The hotly debated topic of sustainability draws more and more attention from a wide range of stakeholders and makes companies increasingly concerned about their “sustainability” stance. What do we mean by sustainability? Here we are not talking just in environmental terms as the common misconception around sustainability goes. Sustainability is not just about ensuring biodiversity, healthy ecosystems and environment, but a comprehensive consideration about environmental, social and governance issues, which drive strategic thinking and competitiveness in the current corporate environment. With the recent publication of the 2015 ranking of the world’s most sustainable companies – to be officially released at the World Economic Forum in Davos, Switzerland – the interest in sustainability reaches new heights. The idea of sustainable, and responsible, modus operandi has been consistently at the forefront of the discourse, capturing the interest of the corporate world. Now investors request information on sustainability performance and the so-called “key performance indicators” are the new guiding principles used to measure how “sustainable” your company is.
As it happens to be at the beginning of 2015 it is all about sustainability and everyone seeks the sustainable route. However, is the change to sustainability worth it? Or is it all about keeping pace with the world’s corporate trends? Our experts have very convincing answers to these questions and much more…
Your Company’s Transition: From Traditional to Sustainable
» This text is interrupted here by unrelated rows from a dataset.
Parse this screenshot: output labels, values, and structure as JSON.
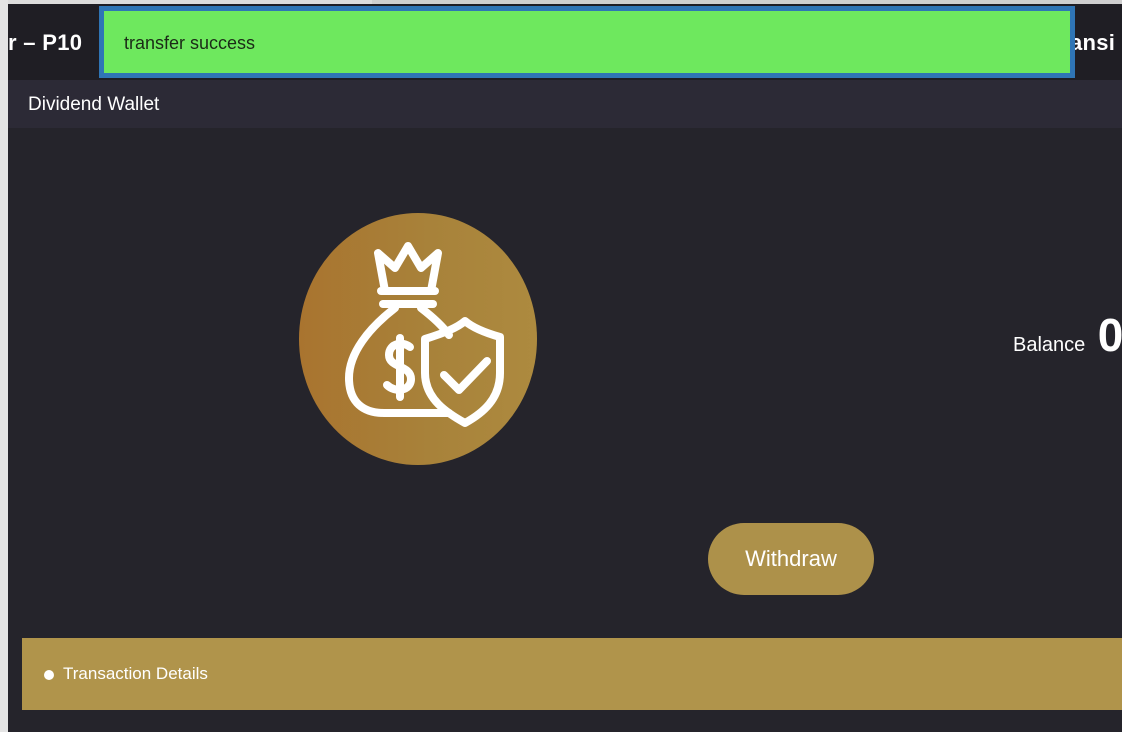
{
  "header": {
    "title_left": "r – P10",
    "title_right": "ansi"
  },
  "toast": {
    "message": "transfer success",
    "color": "#6ee85e",
    "border_color": "#2f75b5"
  },
  "subheader": {
    "title": "Dividend Wallet"
  },
  "wallet": {
    "icon": "money-bag-shield-icon",
    "balance_label": "Balance",
    "balance_value": "0",
    "withdraw_label": "Withdraw"
  },
  "transactions": {
    "label": "Transaction Details"
  },
  "colors": {
    "accent": "#b0944b",
    "background": "#25242b",
    "header": "#1f1e24"
  }
}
Despite the fact that there is a plethora of companies established with no or minimal concern about sustainability issues, with the new global corporate trends, companies slowly but certainly shift their future outlook towards sustainability. Eccles, Miller and Serafeim discuss here the transition from traditional to sustainable company and provide in-depth insights into the know-how of turning your company into a sustainability champion. A little hint on the proposed transformation framework by our experts is the focus on leadership commitment and external engagement in the first stage and, later on, emphasis on employee engagement and the pertinent mechanisms of execution. Additionally, they argue that the organizational culture of the company can play a significant role in the transition from traditional to a sustainable company; high levels of trust, innovation and change capabilities have the potential to facilitate this transition process even to a further extent. This framework can guide the transformational journey of companies towards the goal of placing sustainability at the forefront of their operations.
The drive towards sustainability definitely comes across as the global corporate trend, but what do companies gain from this transition to sustainability?
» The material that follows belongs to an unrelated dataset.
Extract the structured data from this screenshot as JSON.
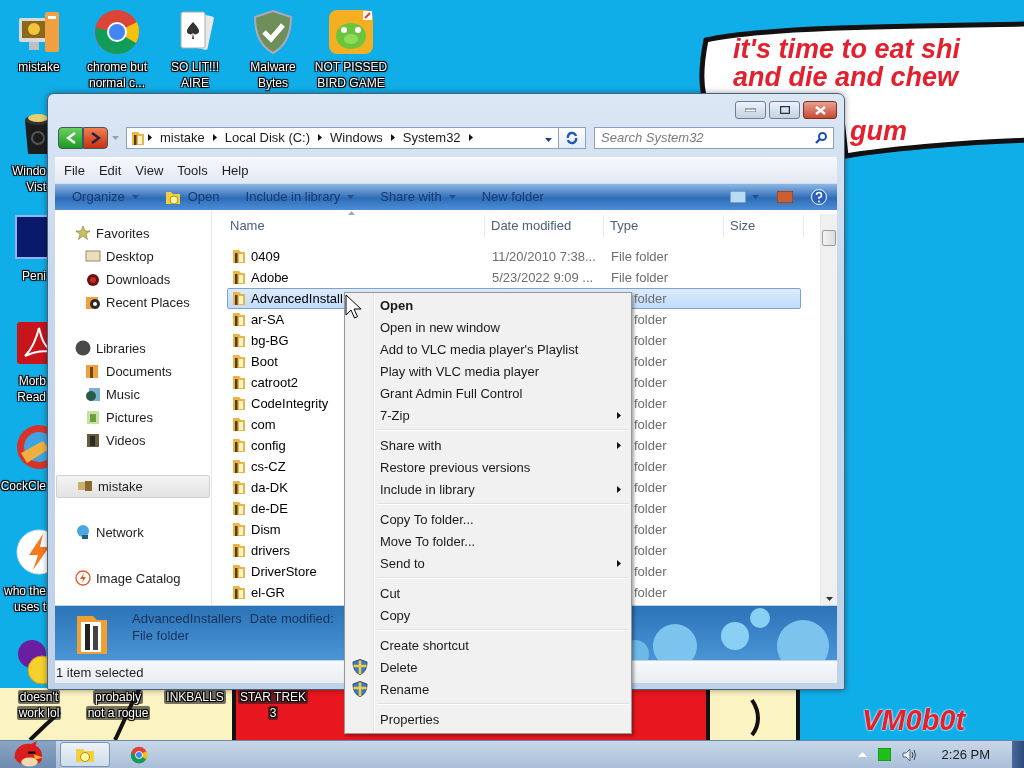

How to Outperform? – Be Crazy about Sustainability
With a sound empirical basis Eccles, Ioannou and Serafeim argue here that companies that have already embraced sustainability at the core of their operations significantly outperform in the long-term their counterparts in stock market and accounting performance. Some other intriguing points from this study include the fact that the executive body of High Sustainability companies is highly likely to be very engaged with sustainability issues and that the decision-making at the top leadership level is greatly influenced by sustainability metrics. The outperformance of High Sustainability companies can also be attributed to their established stakeholder engagement practices, their long-term outlook in terms of their business ventures and their commitment to accountability and transparency with disclosures of nonfinancial information.
It appears sustainability is not a new corporate “craze”, but a warranted innovation in the way companies think about and operate their business. Becoming a High Sustainability company not only transforms the firm in a positive way, but also guarantees strong performance in the long-term, better brand image, and higher chance to be the next world’s sustainability leader.